--- START ---

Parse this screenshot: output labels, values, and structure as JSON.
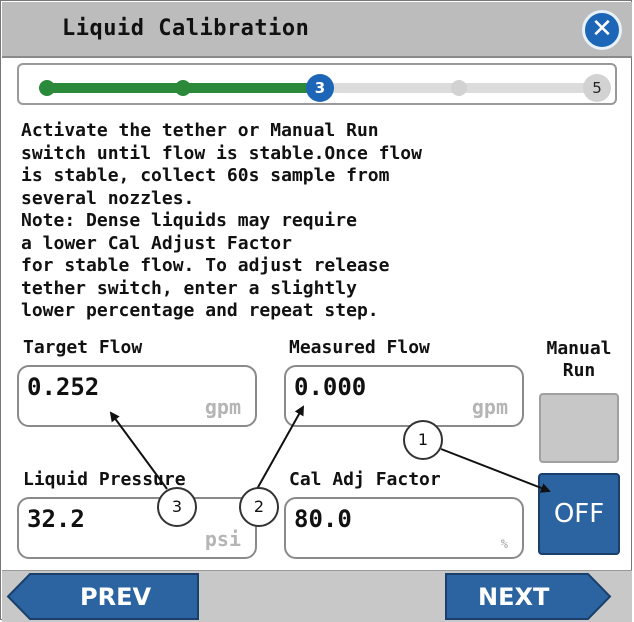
{
  "window": {
    "title": "Liquid Calibration",
    "close_icon": "close-icon"
  },
  "progress": {
    "current_step": "3",
    "total_steps": "5"
  },
  "instructions": "Activate the tether or Manual Run\nswitch until flow is stable.Once flow\nis stable, collect 60s sample from\nseveral nozzles.\nNote: Dense liquids may require\na lower Cal Adjust Factor\nfor stable flow. To adjust release\ntether switch, enter a slightly\nlower percentage and repeat step.",
  "fields": {
    "target_flow": {
      "label": "Target Flow",
      "value": "0.252",
      "unit": "gpm"
    },
    "measured_flow": {
      "label": "Measured Flow",
      "value": "0.000",
      "unit": "gpm"
    },
    "liquid_pressure": {
      "label": "Liquid Pressure",
      "value": "32.2",
      "unit": "psi"
    },
    "cal_adj_factor": {
      "label": "Cal Adj Factor",
      "value": "80.0",
      "unit": "%"
    }
  },
  "manual_run": {
    "label_line1": "Manual",
    "label_line2": "Run",
    "state": "OFF"
  },
  "footer": {
    "prev_label": "PREV",
    "next_label": "NEXT"
  },
  "callouts": [
    "1",
    "2",
    "3"
  ],
  "colors": {
    "accent_blue": "#1d66b7",
    "progress_green": "#2a8a3a",
    "nav_blue": "#2b64a0"
  }
}
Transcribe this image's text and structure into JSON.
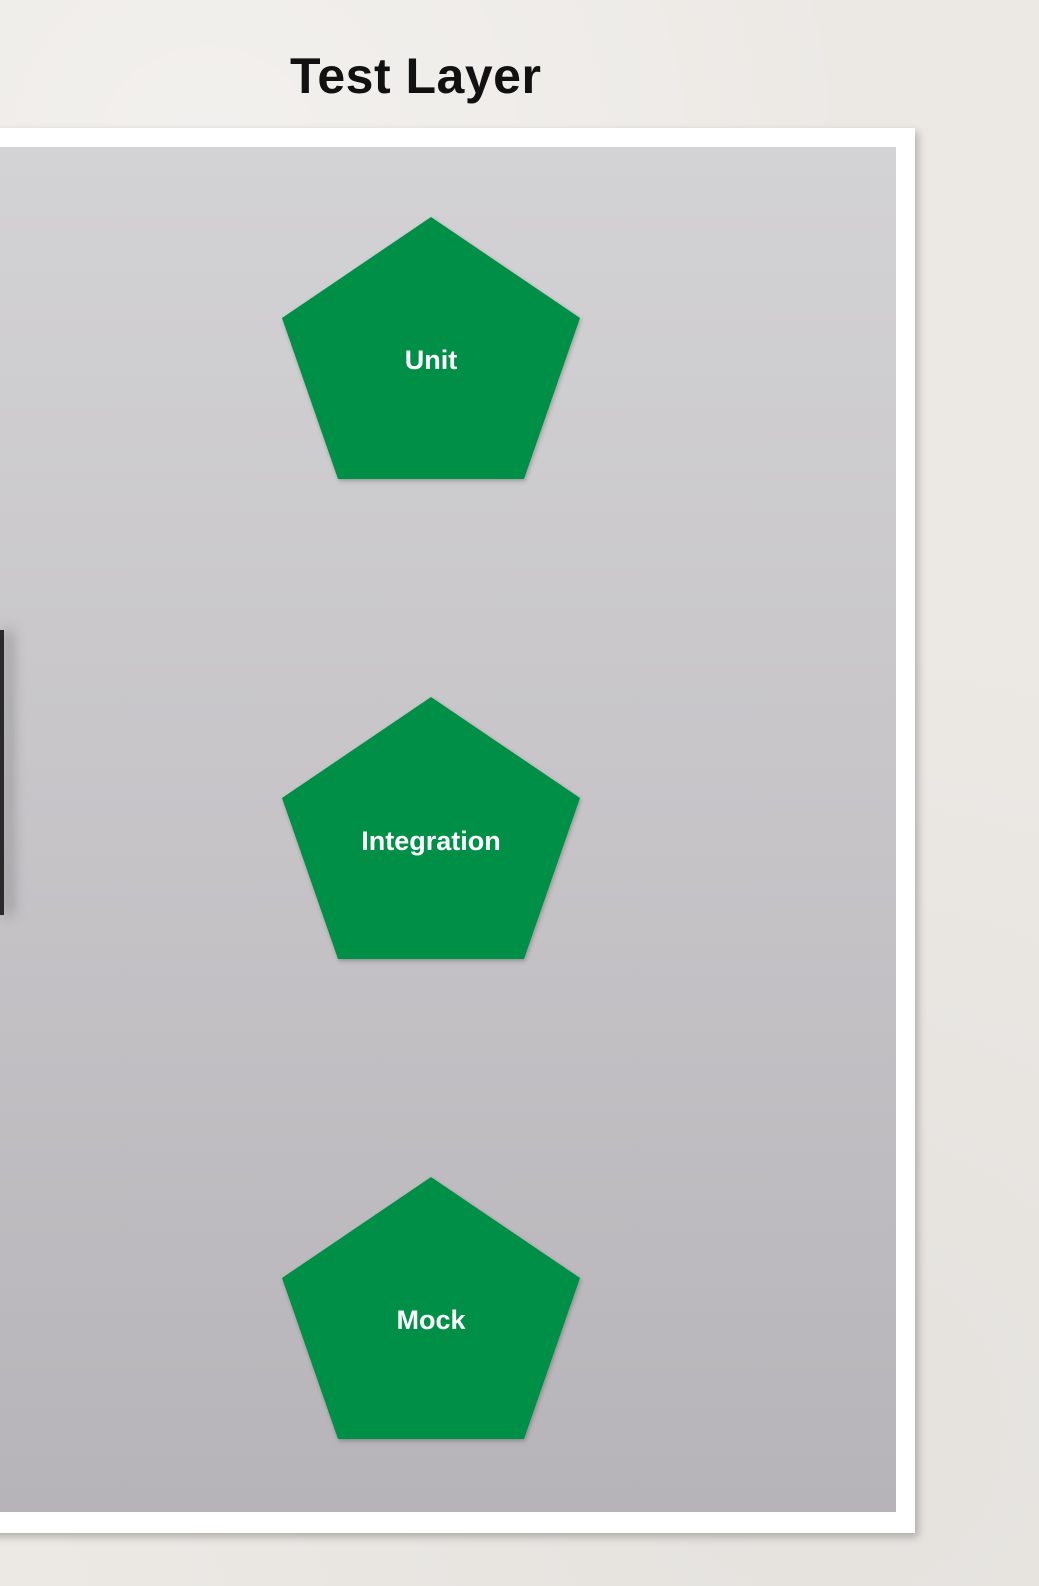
{
  "title": "Test Layer",
  "colors": {
    "node_fill": "#068f47",
    "panel_top": "#d3d2d4",
    "panel_bottom": "#b6b4b8",
    "frame": "#ffffff",
    "background": "#ece9e5"
  },
  "nodes": [
    {
      "label": "Unit",
      "shape": "pentagon"
    },
    {
      "label": "Integration",
      "shape": "pentagon"
    },
    {
      "label": "Mock",
      "shape": "pentagon"
    }
  ]
}
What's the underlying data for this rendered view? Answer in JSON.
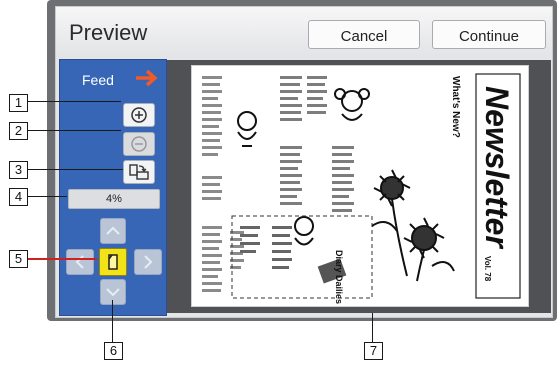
{
  "dialog": {
    "title": "Preview",
    "cancel_label": "Cancel",
    "continue_label": "Continue"
  },
  "panel": {
    "feed_label": "Feed",
    "zoom_value": "4%"
  },
  "document": {
    "newsletter_title": "Newsletter",
    "issue": "Vol. 78",
    "headline": "What's New?",
    "side_headline": "Diary Dailies"
  },
  "callouts": [
    "1",
    "2",
    "3",
    "4",
    "5",
    "6",
    "7"
  ],
  "colors": {
    "panel_blue": "#3866b7",
    "feed_arrow": "#f05a28",
    "highlight_yellow": "#f1e318",
    "callout_red": "#cc2222"
  }
}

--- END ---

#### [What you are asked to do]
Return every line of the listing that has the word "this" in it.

#### [Task output]
Parse this screenshot: output labels, values, and structure as JSON.
Transcribe this image's text and structure into JSON.
What's the underlying data for this rendered view? Answer in JSON.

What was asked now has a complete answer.